───── Source data

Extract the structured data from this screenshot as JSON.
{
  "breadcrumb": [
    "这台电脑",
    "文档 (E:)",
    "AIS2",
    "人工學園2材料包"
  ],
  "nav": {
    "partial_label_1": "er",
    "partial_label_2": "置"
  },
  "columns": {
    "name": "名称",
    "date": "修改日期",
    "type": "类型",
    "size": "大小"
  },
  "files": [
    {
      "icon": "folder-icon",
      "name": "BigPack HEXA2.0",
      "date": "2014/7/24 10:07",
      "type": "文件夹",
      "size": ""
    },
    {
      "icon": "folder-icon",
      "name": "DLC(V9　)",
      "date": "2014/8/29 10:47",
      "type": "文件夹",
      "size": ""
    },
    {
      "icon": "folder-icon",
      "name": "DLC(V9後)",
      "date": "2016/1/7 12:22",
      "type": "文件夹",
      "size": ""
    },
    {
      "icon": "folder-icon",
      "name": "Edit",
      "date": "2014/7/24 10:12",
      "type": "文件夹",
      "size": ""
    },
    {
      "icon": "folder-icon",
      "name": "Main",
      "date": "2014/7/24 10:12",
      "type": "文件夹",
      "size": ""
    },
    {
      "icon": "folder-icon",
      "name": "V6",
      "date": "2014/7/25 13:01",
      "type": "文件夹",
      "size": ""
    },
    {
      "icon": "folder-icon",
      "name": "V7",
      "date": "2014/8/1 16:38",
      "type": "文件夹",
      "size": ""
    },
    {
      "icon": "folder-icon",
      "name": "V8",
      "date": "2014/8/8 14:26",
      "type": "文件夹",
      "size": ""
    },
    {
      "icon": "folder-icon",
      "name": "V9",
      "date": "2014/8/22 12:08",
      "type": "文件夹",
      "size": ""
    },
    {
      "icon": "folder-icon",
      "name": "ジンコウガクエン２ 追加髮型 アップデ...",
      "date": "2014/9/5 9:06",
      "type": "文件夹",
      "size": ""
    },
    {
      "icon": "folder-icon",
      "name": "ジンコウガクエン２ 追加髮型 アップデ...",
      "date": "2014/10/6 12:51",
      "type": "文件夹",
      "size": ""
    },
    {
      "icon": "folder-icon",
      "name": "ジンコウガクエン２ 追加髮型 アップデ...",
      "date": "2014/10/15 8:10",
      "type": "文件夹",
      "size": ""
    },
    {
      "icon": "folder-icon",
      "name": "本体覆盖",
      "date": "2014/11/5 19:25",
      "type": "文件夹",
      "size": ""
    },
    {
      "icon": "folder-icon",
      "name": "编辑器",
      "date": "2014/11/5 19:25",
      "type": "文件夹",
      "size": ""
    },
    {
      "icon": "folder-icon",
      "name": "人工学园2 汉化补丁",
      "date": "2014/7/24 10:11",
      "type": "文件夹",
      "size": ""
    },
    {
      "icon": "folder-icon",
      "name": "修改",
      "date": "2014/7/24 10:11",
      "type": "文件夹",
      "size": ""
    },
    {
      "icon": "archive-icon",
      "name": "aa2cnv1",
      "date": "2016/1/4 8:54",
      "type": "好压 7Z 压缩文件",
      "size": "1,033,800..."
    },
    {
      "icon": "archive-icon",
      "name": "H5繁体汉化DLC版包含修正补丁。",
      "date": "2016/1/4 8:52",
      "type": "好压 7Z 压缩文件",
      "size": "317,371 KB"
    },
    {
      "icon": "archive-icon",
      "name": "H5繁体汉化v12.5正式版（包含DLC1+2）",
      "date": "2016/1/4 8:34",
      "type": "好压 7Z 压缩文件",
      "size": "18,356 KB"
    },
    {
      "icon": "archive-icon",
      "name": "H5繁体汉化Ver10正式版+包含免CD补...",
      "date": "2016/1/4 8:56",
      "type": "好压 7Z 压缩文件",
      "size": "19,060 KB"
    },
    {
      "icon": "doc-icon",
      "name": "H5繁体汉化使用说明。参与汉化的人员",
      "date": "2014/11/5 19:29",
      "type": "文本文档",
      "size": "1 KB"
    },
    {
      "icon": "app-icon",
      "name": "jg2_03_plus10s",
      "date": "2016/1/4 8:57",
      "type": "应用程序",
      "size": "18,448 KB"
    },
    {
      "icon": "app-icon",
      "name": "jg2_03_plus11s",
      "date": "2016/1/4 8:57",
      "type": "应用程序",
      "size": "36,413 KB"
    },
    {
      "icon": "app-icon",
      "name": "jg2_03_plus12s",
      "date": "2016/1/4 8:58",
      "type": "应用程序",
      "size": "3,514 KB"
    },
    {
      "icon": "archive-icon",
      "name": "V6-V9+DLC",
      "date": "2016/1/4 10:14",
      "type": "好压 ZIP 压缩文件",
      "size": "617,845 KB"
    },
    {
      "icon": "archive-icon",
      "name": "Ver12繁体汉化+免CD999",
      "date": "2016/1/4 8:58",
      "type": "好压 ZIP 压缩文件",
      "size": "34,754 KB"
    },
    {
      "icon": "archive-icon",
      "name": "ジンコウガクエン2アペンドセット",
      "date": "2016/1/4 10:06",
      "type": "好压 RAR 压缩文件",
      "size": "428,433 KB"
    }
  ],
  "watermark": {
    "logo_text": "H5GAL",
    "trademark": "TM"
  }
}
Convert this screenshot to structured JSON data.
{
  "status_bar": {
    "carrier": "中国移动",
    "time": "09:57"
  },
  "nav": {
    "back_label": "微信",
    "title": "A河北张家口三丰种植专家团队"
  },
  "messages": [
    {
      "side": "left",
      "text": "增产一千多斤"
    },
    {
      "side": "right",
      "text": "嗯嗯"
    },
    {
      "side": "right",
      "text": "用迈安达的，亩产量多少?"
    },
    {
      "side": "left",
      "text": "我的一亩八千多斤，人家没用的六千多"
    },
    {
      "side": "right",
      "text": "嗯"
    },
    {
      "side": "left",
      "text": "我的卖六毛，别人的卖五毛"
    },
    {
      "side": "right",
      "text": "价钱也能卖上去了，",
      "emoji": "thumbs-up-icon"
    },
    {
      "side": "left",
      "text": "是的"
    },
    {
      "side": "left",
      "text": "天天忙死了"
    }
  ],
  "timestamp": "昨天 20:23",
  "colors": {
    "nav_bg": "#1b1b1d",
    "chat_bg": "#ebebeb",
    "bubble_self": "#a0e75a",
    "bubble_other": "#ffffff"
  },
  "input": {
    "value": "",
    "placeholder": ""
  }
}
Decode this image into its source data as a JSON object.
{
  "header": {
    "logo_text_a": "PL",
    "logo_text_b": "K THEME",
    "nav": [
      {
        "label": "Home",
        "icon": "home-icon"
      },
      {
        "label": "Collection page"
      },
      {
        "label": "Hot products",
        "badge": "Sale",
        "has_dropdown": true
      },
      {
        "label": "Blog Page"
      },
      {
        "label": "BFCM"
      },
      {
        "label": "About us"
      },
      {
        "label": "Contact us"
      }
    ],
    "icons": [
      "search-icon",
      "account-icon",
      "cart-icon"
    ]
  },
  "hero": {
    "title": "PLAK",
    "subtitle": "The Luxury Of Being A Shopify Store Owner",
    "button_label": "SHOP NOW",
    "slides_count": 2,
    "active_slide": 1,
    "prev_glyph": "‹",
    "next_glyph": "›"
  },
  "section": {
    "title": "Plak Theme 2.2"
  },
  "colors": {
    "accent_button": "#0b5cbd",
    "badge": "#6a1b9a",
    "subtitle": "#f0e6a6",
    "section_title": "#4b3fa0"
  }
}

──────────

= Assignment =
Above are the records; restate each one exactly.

= Expected output =
Extract the structured data from this screenshot as JSON.
{
  "breadcrumb": [
    "这台电脑",
    "文档 (E:)",
    "AIS2",
    "人工學園2材料包"
  ],
  "nav": {
    "partial_label_1": "er",
    "partial_label_2": "置"
  },
  "columns": {
    "name": "名称",
    "date": "修改日期",
    "type": "类型",
    "size": "大小"
  },
  "files": [
    {
      "icon": "folder-icon",
      "name": "BigPack HEXA2.0",
      "date": "2014/7/24 10:07",
      "type": "文件夹",
      "size": ""
    },
    {
      "icon": "folder-icon",
      "name": "DLC(V9　)",
      "date": "2014/8/29 10:47",
      "type": "文件夹",
      "size": ""
    },
    {
      "icon": "folder-icon",
      "name": "DLC(V9後)",
      "date": "2016/1/7 12:22",
      "type": "文件夹",
      "size": ""
    },
    {
      "icon": "folder-icon",
      "name": "Edit",
      "date": "2014/7/24 10:12",
      "type": "文件夹",
      "size": ""
    },
    {
      "icon": "folder-icon",
      "name": "Main",
      "date": "2014/7/24 10:12",
      "type": "文件夹",
      "size": ""
    },
    {
      "icon": "folder-icon",
      "name": "V6",
      "date": "2014/7/25 13:01",
      "type": "文件夹",
      "size": ""
    },
    {
      "icon": "folder-icon",
      "name": "V7",
      "date": "2014/8/1 16:38",
      "type": "文件夹",
      "size": ""
    },
    {
      "icon": "folder-icon",
      "name": "V8",
      "date": "2014/8/8 14:26",
      "type": "文件夹",
      "size": ""
    },
    {
      "icon": "folder-icon",
      "name": "V9",
      "date": "2014/8/22 12:08",
      "type": "文件夹",
      "size": ""
    },
    {
      "icon": "folder-icon",
      "name": "ジンコウガクエン２ 追加髮型 アップデ...",
      "date": "2014/9/5 9:06",
      "type": "文件夹",
      "size": ""
    },
    {
      "icon": "folder-icon",
      "name": "ジンコウガクエン２ 追加髮型 アップデ...",
      "date": "2014/10/6 12:51",
      "type": "文件夹",
      "size": ""
    },
    {
      "icon": "folder-icon",
      "name": "ジンコウガクエン２ 追加髮型 アップデ...",
      "date": "2014/10/15 8:10",
      "type": "文件夹",
      "size": ""
    },
    {
      "icon": "folder-icon",
      "name": "本体覆盖",
      "date": "2014/11/5 19:25",
      "type": "文件夹",
      "size": ""
    },
    {
      "icon": "folder-icon",
      "name": "编辑器",
      "date": "2014/11/5 19:25",
      "type": "文件夹",
      "size": ""
    },
    {
      "icon": "folder-icon",
      "name": "人工学园2 汉化补丁",
      "date": "2014/7/24 10:11",
      "type": "文件夹",
      "size": ""
    },
    {
      "icon": "folder-icon",
      "name": "修改",
      "date": "2014/7/24 10:11",
      "type": "文件夹",
      "size": ""
    },
    {
      "icon": "archive-icon",
      "name": "aa2cnv1",
      "date": "2016/1/4 8:54",
      "type": "好压 7Z 压缩文件",
      "size": "1,033,800..."
    },
    {
      "icon": "archive-icon",
      "name": "H5繁体汉化DLC版包含修正补丁。",
      "date": "2016/1/4 8:52",
      "type": "好压 7Z 压缩文件",
      "size": "317,371 KB"
    },
    {
      "icon": "archive-icon",
      "name": "H5繁体汉化v12.5正式版（包含DLC1+2）",
      "date": "2016/1/4 8:34",
      "type": "好压 7Z 压缩文件",
      "size": "18,356 KB"
    },
    {
      "icon": "archive-icon",
      "name": "H5繁体汉化Ver10正式版+包含免CD补...",
      "date": "2016/1/4 8:56",
      "type": "好压 7Z 压缩文件",
      "size": "19,060 KB"
    },
    {
      "icon": "doc-icon",
      "name": "H5繁体汉化使用说明。参与汉化的人员",
      "date": "2014/11/5 19:29",
      "type": "文本文档",
      "size": "1 KB"
    },
    {
      "icon": "app-icon",
      "name": "jg2_03_plus10s",
      "date": "2016/1/4 8:57",
      "type": "应用程序",
      "size": "18,448 KB"
    },
    {
      "icon": "app-icon",
      "name": "jg2_03_plus11s",
      "date": "2016/1/4 8:57",
      "type": "应用程序",
      "size": "36,413 KB"
    },
    {
      "icon": "app-icon",
      "name": "jg2_03_plus12s",
      "date": "2016/1/4 8:58",
      "type": "应用程序",
      "size": "3,514 KB"
    },
    {
      "icon": "archive-icon",
      "name": "V6-V9+DLC",
      "date": "2016/1/4 10:14",
      "type": "好压 ZIP 压缩文件",
      "size": "617,845 KB"
    },
    {
      "icon": "archive-icon",
      "name": "Ver12繁体汉化+免CD999",
      "date": "2016/1/4 8:58",
      "type": "好压 ZIP 压缩文件",
      "size": "34,754 KB"
    },
    {
      "icon": "archive-icon",
      "name": "ジンコウガクエン2アペンドセット",
      "date": "2016/1/4 10:06",
      "type": "好压 RAR 压缩文件",
      "size": "428,433 KB"
    }
  ],
  "watermark": {
    "logo_text": "H5GAL",
    "trademark": "TM"
  }
}
Convert this screenshot to structured JSON data.
{
  "status_bar": {
    "carrier": "中国移动",
    "time": "09:57"
  },
  "nav": {
    "back_label": "微信",
    "title": "A河北张家口三丰种植专家团队"
  },
  "messages": [
    {
      "side": "left",
      "text": "增产一千多斤"
    },
    {
      "side": "right",
      "text": "嗯嗯"
    },
    {
      "side": "right",
      "text": "用迈安达的，亩产量多少?"
    },
    {
      "side": "left",
      "text": "我的一亩八千多斤，人家没用的六千多"
    },
    {
      "side": "right",
      "text": "嗯"
    },
    {
      "side": "left",
      "text": "我的卖六毛，别人的卖五毛"
    },
    {
      "side": "right",
      "text": "价钱也能卖上去了，",
      "emoji": "thumbs-up-icon"
    },
    {
      "side": "left",
      "text": "是的"
    },
    {
      "side": "left",
      "text": "天天忙死了"
    }
  ],
  "timestamp": "昨天 20:23",
  "colors": {
    "nav_bg": "#1b1b1d",
    "chat_bg": "#ebebeb",
    "bubble_self": "#a0e75a",
    "bubble_other": "#ffffff"
  },
  "input": {
    "value": "",
    "placeholder": ""
  }
}
Decode this image into its source data as a JSON object.
{
  "header": {
    "logo_text_a": "PL",
    "logo_text_b": "K THEME",
    "nav": [
      {
        "label": "Home",
        "icon": "home-icon"
      },
      {
        "label": "Collection page"
      },
      {
        "label": "Hot products",
        "badge": "Sale",
        "has_dropdown": true
      },
      {
        "label": "Blog Page"
      },
      {
        "label": "BFCM"
      },
      {
        "label": "About us"
      },
      {
        "label": "Contact us"
      }
    ],
    "icons": [
      "search-icon",
      "account-icon",
      "cart-icon"
    ]
  },
  "hero": {
    "title": "PLAK",
    "subtitle": "The Luxury Of Being A Shopify Store Owner",
    "button_label": "SHOP NOW",
    "slides_count": 2,
    "active_slide": 1,
    "prev_glyph": "‹",
    "next_glyph": "›"
  },
  "section": {
    "title": "Plak Theme 2.2"
  },
  "colors": {
    "accent_button": "#0b5cbd",
    "badge": "#6a1b9a",
    "subtitle": "#f0e6a6",
    "section_title": "#4b3fa0"
  }
}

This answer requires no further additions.